§ What to do
State how many lines of the entries hold the string "JSON", and nothing more.

§ Material provided
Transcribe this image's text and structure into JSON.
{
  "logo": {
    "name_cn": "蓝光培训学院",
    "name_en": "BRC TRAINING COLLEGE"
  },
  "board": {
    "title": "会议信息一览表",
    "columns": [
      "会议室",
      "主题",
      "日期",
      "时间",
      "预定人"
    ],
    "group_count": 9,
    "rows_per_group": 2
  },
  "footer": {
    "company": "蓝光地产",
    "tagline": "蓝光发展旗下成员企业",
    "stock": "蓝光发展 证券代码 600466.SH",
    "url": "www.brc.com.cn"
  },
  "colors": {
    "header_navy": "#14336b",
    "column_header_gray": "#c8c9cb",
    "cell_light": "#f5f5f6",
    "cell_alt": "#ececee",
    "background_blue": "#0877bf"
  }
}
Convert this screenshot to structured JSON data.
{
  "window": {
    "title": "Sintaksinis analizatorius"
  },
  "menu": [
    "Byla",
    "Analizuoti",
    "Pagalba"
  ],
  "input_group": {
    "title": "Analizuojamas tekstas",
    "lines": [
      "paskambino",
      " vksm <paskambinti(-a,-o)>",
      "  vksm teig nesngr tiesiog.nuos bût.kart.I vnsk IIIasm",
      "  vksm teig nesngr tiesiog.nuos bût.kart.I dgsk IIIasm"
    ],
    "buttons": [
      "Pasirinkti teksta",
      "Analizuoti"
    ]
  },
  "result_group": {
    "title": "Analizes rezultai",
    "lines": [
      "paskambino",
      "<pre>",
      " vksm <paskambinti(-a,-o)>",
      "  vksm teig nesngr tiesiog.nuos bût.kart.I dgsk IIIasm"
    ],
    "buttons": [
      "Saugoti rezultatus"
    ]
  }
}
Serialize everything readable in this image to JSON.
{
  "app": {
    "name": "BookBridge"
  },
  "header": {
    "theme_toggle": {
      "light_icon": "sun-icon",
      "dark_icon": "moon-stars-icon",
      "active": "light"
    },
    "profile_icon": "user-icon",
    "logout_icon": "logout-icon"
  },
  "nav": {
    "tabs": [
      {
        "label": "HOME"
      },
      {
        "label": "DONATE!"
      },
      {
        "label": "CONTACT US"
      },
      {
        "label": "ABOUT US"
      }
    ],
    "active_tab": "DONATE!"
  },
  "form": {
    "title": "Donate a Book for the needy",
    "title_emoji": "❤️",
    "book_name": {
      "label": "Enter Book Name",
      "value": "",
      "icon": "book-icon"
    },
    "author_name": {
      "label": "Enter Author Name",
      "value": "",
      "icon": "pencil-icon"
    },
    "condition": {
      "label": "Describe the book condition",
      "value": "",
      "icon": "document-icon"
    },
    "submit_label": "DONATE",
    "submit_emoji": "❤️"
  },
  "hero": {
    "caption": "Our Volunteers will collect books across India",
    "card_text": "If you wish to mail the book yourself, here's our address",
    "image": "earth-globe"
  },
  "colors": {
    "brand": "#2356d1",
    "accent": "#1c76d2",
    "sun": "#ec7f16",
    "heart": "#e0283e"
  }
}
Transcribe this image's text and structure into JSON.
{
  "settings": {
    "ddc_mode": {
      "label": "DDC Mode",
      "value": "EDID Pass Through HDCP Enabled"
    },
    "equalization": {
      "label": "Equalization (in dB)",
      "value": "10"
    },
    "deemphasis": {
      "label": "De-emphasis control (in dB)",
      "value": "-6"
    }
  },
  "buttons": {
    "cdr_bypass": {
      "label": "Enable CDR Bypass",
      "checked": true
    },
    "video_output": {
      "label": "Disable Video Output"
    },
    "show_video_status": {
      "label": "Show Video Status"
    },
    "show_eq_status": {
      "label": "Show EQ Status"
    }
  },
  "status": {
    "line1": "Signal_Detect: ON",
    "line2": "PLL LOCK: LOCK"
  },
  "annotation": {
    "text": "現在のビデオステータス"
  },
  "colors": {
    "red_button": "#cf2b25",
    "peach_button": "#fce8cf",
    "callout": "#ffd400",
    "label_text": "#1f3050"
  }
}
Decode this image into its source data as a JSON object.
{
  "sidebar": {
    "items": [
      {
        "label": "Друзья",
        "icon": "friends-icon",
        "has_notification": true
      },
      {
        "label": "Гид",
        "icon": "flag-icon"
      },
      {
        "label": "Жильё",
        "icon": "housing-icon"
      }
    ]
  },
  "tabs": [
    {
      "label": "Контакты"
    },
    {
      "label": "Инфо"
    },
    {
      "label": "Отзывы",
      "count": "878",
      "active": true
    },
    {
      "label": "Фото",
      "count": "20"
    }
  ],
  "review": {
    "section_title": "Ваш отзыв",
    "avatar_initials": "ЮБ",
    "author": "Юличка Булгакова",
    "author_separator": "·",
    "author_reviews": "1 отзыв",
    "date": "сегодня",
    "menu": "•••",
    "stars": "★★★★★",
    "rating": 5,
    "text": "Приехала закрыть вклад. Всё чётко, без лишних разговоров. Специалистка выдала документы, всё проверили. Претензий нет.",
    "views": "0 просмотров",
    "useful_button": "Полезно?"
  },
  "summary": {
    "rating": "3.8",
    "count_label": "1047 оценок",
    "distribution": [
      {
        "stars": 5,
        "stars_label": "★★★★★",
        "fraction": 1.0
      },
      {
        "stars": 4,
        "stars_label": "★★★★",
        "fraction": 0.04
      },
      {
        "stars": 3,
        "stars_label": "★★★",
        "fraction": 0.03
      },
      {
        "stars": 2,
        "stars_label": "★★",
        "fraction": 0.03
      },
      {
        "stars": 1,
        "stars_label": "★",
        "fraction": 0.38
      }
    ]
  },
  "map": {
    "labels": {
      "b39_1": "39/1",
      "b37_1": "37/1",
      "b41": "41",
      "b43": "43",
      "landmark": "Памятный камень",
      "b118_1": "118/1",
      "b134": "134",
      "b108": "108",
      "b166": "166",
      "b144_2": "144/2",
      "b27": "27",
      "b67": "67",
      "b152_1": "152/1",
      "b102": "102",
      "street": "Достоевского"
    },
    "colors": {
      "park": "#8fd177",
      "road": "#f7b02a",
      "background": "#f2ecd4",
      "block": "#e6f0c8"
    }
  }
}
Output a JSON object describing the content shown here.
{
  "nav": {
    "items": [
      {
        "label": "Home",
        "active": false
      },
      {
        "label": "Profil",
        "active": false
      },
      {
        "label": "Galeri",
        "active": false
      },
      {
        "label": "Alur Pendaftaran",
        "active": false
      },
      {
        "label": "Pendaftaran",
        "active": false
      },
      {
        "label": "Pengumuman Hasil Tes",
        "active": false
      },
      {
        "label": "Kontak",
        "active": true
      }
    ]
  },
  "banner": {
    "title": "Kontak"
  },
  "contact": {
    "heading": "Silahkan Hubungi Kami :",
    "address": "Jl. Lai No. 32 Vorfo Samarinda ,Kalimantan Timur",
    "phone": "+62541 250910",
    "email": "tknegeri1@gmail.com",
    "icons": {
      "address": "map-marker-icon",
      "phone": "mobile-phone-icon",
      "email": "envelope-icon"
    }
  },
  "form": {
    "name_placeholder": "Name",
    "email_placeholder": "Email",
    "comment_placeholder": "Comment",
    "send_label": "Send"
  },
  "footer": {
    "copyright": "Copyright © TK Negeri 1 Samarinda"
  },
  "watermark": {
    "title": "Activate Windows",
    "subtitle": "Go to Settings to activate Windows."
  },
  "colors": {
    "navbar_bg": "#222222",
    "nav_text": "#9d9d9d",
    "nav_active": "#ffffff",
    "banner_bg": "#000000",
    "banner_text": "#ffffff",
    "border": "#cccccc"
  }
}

§ Solution to the exercise
6